New innovation enhances information storage in electronics

Dec 30, 2013

A team of researchers from the Department of Electrical & Computer Engineering at the National University of Singapore (NUS) Faculty of Engineering has developed a new Magnetoresistive Random Access Memory (MRAM) technology that will boost information storage in electronic systems. The innovative technology will drastically increase storage space and enhance memory which will ensure that fresh data stays intact, even in the case of a power failure. The team has already filed a US provisional patent for their technology.

Led by Dr Yang Hyunsoo, the team developed a new device structure useful for the next generation MRAM chip which can potentially be applied to enhance the user experience in consumer electronics, including personal computers and mobile devices such as laptops and mobile phones. The new technology can also be applied in transportation, military and avionics systems, industrial motor control and robotics, industrial power and energy management as well as health care electronics.

Commenting on the benefits of their chip, Dr Yang said, "From the consumer's standpoint, we will no longer need to wait for our computers or laptops to boot up. Storage space will increase, and memory will be so enhanced that there is no need to regularly hit the 'save' button as fresh data will stay intact even in the case of a power failure. Devices and equipment can now have bigger memory with no loss for at least 20 years or probably more. Currently pursued schemes with a very thin magnetic layer can only retain information for about a year."

Dr Yang added, "With the heavy reliance on our mobile phones these days, we usually need to charge them daily. Using our new technology, we may only need to charge them on a weekly basis."

The innovation is expected to change the architecture of computers, making them much easier to manufacture as it does away with many facilities such as flash memory, effectively bringing down the cost. Major semiconductor players such as Samsung, Intel, Toshiba and IBM are intensifying research efforts in MRAM and the team's has received strong interest from the industry.

How the chip works

MRAM is emerging as the next big thing in data storage as it is non-volatile, which means that data can be retrieved even when the electronic equipment or device is not powered up. There is strong research interest in MRAM as it has the potential to provide high bit density and low power consumption.

The current methods of applying MRAM revolve round the which uses an 'in-plane', or horizontal, current-induced magnetisation. This method uses ultra-thin ferromagnetic structures which are challenging to implement due to their thickness of less than 1 nanometre. Their manufacturing reliability is low and tends to retain information for only less than a year.

The NUS team, in collaboration with the King Abdullah University of Science and Technology in Saudi Arabia, was able to resolve this problem by incorporating magnetic multilayer structures as thick as 20 nanometre, providing an alternative film structure for transmission of electronic data and storage. This innovation allows for storage which can last for a minimum of 20 years. The findings were published online in Physical Review Letters on 9 December.
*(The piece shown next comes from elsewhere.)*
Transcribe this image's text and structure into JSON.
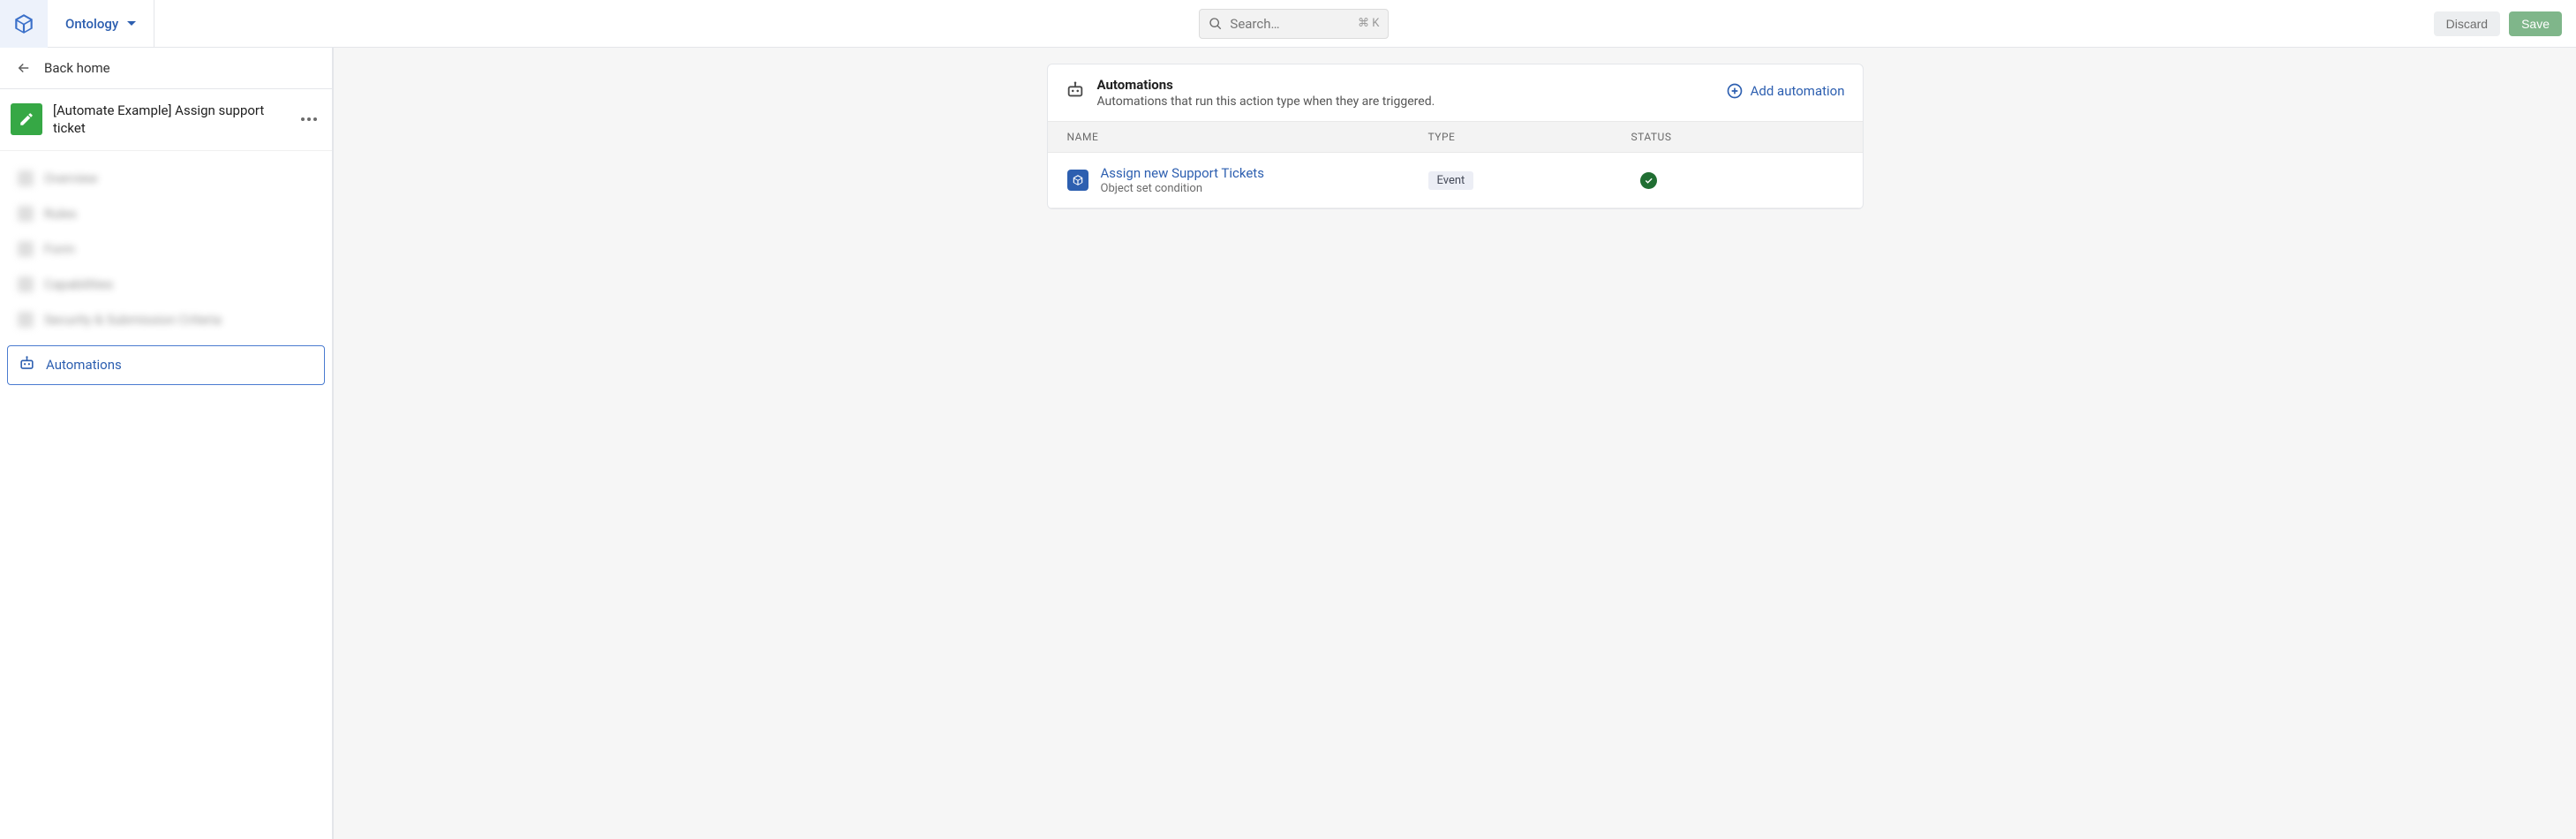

In the next phase of their research, the team plans to apply the invented structure in memory cells. They are looking for industry partners for collaborations on developing a spin-orbit torque-based MRAM.

Explore further: X-ray detector on plastic delivers medical imaging performance

add to favorites email to friend print save as pdf

Related Stories

Buffalo shows SSDs with MRAM at Japan show

May 15, 2012

(Phys.org) -- Japan-based storage experts, Buffalo, has introduced a new line of solid state drives (SSDs) that use MRAM cache (instead of standard SDRAM). The company’s new line of solid state drives ...

Recommended for you

Health care site flagged in Heartbleed review

7 hours ago

People with accounts on the enrollment website for President Barack Obama's signature health care law are being told to change their passwords following an administration-wide review of the government's vulnerability to the ...

Airbnb rental site raises $450 mn

7 hours ago

Online lodging listings website Airbnb inked a $450 million funding deal with investors led by TPG, a source close to the matter said Friday.

Four questions about missing Malaysian plane answered

7 hours ago

Travelers at Asian airports have asked questions about the March 8 disappearance of Malaysia Airlines Flight 370 while en route from Kuala Lumpur to Beijing. Here are some of them, followed by answers.

Android gains in US, basic phones almost extinct

20 hours ago

The Google Android platform grabbed the majority of mobile phones in the US market in early 2014, as consumers all but abandoned non-smartphone handsets, a survey showed Friday.

User comments : 2

Adjust slider to filter visible comments by rank

Display comments: newest first

dirk_bruere
5 / 5 (3) Dec 30, 2013
I have been reading about such claims for the past 20 years.
grondilu
not rated yet Dec 30, 2013
I have been reading about such claims for the past 20 years.


Yeah, unfortunately MRAM has become quite a vaporware.

More news stories

Airbnb rental site raises $450 mn

Online lodging listings website Airbnb inked a $450 million funding deal with investors led by TPG, a source close to the matter said Friday.

Health care site flagged in Heartbleed review

People with accounts on the enrollment website for President Barack Obama's signature health care law are being told to change their passwords following an administration-wide review of the government's vulnerability to the ...